● PROBLEM DESCRIPTION: An acceptable response holds only the line containing "Transcribe this image's" and every line after it to the end of the records, each reproduced exactly.
>>>>>
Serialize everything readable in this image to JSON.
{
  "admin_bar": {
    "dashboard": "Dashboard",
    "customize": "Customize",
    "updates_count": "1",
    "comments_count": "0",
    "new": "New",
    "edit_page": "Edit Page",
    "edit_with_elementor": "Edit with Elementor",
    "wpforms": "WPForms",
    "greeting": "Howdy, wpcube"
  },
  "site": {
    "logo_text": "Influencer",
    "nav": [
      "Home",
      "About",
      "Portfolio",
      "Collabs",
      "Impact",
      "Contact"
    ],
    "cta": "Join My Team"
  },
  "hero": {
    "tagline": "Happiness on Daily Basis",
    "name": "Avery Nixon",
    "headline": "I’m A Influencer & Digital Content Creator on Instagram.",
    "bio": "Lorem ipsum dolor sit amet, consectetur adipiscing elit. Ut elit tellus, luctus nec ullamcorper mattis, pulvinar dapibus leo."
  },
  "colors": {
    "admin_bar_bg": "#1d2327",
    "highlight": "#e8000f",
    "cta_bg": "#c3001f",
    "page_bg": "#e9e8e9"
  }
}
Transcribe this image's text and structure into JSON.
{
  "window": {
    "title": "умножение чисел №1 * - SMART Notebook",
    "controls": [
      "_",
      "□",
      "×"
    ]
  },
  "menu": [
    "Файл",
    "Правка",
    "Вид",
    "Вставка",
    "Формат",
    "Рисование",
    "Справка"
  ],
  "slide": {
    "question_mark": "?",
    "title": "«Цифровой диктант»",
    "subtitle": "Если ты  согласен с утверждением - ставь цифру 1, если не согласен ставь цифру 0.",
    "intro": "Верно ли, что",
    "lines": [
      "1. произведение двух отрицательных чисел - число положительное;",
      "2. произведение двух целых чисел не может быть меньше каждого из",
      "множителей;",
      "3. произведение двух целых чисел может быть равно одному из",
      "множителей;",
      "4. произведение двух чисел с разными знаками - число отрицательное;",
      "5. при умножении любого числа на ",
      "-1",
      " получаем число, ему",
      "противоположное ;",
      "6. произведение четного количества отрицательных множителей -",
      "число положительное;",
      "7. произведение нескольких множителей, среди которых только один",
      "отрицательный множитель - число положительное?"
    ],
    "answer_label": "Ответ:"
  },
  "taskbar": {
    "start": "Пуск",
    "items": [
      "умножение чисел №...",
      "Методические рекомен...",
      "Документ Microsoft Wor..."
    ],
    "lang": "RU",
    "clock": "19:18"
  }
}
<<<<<
● SOLVED EXERCISE:
Transcribe this image's text and structure into JSON.
{
  "window": {
    "title": "умножение чисел №1 * - SMART Notebook",
    "controls": [
      "_",
      "□",
      "×"
    ]
  },
  "menu": [
    "Файл",
    "Правка",
    "Вид",
    "Вставка",
    "Формат",
    "Рисование",
    "Справка"
  ],
  "slide": {
    "question_mark": "?",
    "title": "«Цифровой диктант»",
    "subtitle": "Если ты  согласен с утверждением - ставь цифру 1, если не согласен ставь цифру 0.",
    "intro": "Верно ли, что",
    "lines": [
      "1. произведение двух отрицательных чисел - число положительное;",
      "2. произведение двух целых чисел не может быть меньше каждого из",
      "множителей;",
      "3. произведение двух целых чисел может быть равно одному из",
      "множителей;",
      "4. произведение двух чисел с разными знаками - число отрицательное;",
      "5. при умножении любого числа на ",
      "-1",
      " получаем число, ему",
      "противоположное ;",
      "6. произведение четного количества отрицательных множителей -",
      "число положительное;",
      "7. произведение нескольких множителей, среди которых только один",
      "отрицательный множитель - число положительное?"
    ],
    "answer_label": "Ответ:"
  },
  "taskbar": {
    "start": "Пуск",
    "items": [
      "умножение чисел №...",
      "Методические рекомен...",
      "Документ Microsoft Wor..."
    ],
    "lang": "RU",
    "clock": "19:18"
  }
}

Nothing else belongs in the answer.